Around about now-ish (it was actually in September), forty years ago, an important chunk of the British motor industry was rationalised away: in 1980 Triumph’s Canley plant ceased making cars.
Motor magazine, which itself eventually disappeared into Autocropley’s shadow reported (Sept. 6th, 1980) on how “Triumph production ends at Canley”. On the opposite page there stood an article entitled “Honda launches its Bounty”.
So, the factory closure article begins as follows: “Production of Triumph cars at BL-s ill-fated Canley factory on the outskirts of Coventry has ended. With it go the Triumph Spitfire and Dolomite which will be gradually phased out of the BL model range”. Meanwhile, on page 3, we read: “Announced in Japan last week was Honda’s new medium-sized four-door saloon, a version which will be built in Britain to replace the Dolomite.”
We’ve written a few things about Triumph down the years so this is a good time to gently take you by the elbow and lead you to a nice chair and force you to read these again:
Eóin Doyle wrote this article about the 1300/Dolomite. I wrote this about whether it would have been better to kill Rover and keep Triumph. This one is about the 2500. And SV Robinson has this socio-economic look at the Triumph Acclaim, a car that did not ever deserve to wear the Triumph badge. And this one is about the Triumph Stag V8.
There is an article by Archie Vicar about the Stag which once appeared at another website and which seems not to have made the transition to this one. I must see if I can track it down and make it available here.
The Motor articles are rather blithe about the demise of Canley and the rise of Honda. It takes some 20/20 rearview vision to see the implications of the Honda Bounty; the lack of sentiment over the changes at Canley are harder to understand. Are we to read this as a sign that the motoring press had lost patience with Triumph? That its demise was inevitable? It only seemed inevitable then because that was the narrative presented: union troubles, quality problems, an outdated range all pointing to Triumph’s necessary extirpation.
The history of BMC and then Leyland seem to me to more like the story of how a selected set of Brylcreemed managers used the companies as means to some other end. Politics internal to the companies and also the external relations to the governments of the day mattered more than brands, engineering or product viability.

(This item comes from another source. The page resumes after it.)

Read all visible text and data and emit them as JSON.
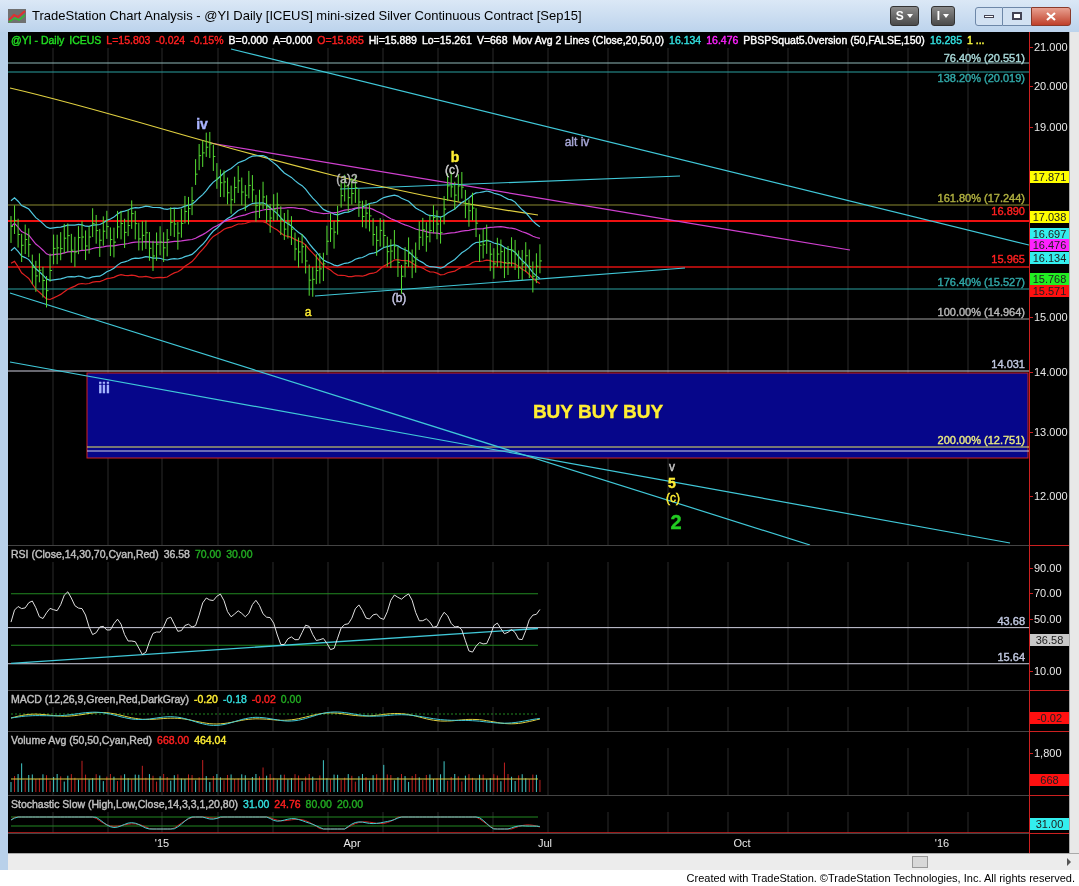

Triumph withered because it lacked the friends in high places that Rover and Jaguar had and not because the cars themselves were inherently bad. If you look at Triumph’s saloons and sportscars you see pretty compelling vehicles that were as much the precursors to BMW’s sporting luxury as BMW’s saloons of the same period. The 40th anniversary of Canley´s cessation of car manufacture offers a chance to reflect on the subsequent events and on the staggering mismatch between all that was called Triumph and the last car to bear the name.